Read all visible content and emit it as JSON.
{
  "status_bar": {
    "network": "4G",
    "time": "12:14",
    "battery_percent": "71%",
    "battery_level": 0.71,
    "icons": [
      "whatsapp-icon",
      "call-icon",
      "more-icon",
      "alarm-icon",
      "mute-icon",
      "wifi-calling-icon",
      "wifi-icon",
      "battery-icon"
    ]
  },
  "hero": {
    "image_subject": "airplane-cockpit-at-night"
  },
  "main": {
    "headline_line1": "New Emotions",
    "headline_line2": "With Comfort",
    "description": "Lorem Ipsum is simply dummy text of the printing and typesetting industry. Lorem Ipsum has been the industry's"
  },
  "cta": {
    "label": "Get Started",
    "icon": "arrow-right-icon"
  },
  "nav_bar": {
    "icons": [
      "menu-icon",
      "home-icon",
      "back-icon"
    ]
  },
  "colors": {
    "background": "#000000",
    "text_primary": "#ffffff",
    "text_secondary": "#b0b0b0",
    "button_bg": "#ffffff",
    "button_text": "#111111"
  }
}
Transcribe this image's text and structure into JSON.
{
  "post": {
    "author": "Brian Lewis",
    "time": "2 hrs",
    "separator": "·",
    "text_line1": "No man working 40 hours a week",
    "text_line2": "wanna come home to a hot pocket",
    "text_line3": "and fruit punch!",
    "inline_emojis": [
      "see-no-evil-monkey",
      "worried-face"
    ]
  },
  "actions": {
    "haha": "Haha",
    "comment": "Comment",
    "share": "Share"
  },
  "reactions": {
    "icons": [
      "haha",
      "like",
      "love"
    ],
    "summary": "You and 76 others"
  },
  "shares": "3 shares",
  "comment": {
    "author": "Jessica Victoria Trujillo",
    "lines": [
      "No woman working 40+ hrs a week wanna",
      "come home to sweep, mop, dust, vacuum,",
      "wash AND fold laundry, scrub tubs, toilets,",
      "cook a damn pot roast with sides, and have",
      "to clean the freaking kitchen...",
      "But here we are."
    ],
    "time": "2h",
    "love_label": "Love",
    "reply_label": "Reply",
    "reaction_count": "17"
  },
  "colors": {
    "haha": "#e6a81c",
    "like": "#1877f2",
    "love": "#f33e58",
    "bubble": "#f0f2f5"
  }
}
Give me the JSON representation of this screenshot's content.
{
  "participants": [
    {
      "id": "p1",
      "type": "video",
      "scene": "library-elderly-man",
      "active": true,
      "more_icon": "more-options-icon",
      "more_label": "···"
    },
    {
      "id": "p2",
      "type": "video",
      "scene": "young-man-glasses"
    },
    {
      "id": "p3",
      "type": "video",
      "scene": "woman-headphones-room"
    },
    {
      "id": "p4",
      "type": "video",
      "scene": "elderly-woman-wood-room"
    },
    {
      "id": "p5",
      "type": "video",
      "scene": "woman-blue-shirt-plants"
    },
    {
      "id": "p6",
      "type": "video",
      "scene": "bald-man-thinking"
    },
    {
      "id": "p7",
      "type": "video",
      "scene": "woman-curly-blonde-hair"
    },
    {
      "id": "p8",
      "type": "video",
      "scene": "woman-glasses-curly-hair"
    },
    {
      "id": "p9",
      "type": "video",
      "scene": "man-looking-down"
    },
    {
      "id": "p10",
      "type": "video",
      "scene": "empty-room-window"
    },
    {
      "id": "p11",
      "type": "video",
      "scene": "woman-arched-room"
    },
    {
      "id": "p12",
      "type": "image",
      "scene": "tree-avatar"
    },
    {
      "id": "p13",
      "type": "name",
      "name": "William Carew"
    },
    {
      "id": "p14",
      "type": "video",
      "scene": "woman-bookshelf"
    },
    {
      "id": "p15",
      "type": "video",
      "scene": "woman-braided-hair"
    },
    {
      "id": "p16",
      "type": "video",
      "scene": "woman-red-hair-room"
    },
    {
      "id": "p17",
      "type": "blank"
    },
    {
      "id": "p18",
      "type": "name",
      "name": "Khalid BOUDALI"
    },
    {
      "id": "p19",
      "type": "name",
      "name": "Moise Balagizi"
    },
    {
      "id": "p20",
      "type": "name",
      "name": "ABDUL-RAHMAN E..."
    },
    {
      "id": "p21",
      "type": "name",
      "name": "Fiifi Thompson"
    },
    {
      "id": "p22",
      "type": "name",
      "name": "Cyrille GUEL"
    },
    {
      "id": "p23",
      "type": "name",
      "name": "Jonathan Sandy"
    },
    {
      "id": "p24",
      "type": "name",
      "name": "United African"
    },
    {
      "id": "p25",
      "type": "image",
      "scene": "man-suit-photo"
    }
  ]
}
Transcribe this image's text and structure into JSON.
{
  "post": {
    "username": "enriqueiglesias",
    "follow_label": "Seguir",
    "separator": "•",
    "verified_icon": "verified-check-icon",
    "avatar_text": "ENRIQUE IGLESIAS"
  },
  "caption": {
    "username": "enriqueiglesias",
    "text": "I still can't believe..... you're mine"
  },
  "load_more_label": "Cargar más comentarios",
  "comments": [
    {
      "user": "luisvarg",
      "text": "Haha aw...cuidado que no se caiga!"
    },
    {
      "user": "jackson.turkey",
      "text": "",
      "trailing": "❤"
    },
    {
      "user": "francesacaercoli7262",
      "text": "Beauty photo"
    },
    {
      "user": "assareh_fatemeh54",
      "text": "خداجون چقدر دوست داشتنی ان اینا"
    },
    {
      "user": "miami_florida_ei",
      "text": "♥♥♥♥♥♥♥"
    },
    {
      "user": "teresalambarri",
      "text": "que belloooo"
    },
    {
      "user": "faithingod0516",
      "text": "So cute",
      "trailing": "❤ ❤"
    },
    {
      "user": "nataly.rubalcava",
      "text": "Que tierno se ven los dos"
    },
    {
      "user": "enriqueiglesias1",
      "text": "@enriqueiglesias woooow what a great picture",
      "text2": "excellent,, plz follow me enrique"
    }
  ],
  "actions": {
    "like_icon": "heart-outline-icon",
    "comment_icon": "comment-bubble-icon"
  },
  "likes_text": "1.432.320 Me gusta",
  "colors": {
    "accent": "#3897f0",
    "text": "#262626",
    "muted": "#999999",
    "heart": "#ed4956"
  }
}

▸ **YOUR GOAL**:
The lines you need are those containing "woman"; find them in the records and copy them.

▸ **WRITTEN REPLY**:
      "No woman working 40+ hrs a week wanna",
      "scene": "woman-headphones-room"
      "scene": "elderly-woman-wood-room"
      "scene": "woman-blue-shirt-plants"
      "scene": "woman-curly-blonde-hair"
      "scene": "woman-glasses-curly-hair"
      "scene": "woman-arched-room"
      "scene": "woman-bookshelf"
      "scene": "woman-braided-hair"
      "scene": "woman-red-hair-room"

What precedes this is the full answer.